--- EXTRACTED INFORMATION ---
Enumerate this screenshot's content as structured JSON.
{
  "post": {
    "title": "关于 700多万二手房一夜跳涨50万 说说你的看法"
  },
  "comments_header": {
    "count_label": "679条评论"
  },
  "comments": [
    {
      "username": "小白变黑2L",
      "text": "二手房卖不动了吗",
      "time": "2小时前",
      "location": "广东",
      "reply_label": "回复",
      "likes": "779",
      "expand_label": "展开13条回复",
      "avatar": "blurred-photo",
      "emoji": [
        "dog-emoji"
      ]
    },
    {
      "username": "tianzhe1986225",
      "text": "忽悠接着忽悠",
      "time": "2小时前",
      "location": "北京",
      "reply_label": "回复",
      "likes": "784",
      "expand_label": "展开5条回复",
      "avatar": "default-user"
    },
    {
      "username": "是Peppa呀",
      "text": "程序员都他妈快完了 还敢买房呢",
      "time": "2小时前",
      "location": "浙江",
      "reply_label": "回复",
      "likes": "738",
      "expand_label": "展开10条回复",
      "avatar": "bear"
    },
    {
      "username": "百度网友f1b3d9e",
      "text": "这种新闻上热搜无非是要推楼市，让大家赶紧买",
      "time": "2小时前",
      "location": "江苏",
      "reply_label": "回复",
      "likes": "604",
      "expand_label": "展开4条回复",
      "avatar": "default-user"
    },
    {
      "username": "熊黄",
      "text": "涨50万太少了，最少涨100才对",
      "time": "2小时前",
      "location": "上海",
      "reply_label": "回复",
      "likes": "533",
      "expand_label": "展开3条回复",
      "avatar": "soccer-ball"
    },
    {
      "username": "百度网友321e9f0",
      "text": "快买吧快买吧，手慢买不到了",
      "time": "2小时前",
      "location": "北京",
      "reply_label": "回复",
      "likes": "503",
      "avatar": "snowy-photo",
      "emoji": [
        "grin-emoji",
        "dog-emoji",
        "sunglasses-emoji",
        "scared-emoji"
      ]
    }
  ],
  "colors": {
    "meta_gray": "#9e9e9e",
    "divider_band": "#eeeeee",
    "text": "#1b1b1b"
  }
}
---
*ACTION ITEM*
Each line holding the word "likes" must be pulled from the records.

*RESPONSE TO THIS TASK*
      "likes": "779",
      "likes": "784",
      "likes": "738",
      "likes": "604",
      "likes": "533",
      "likes": "503",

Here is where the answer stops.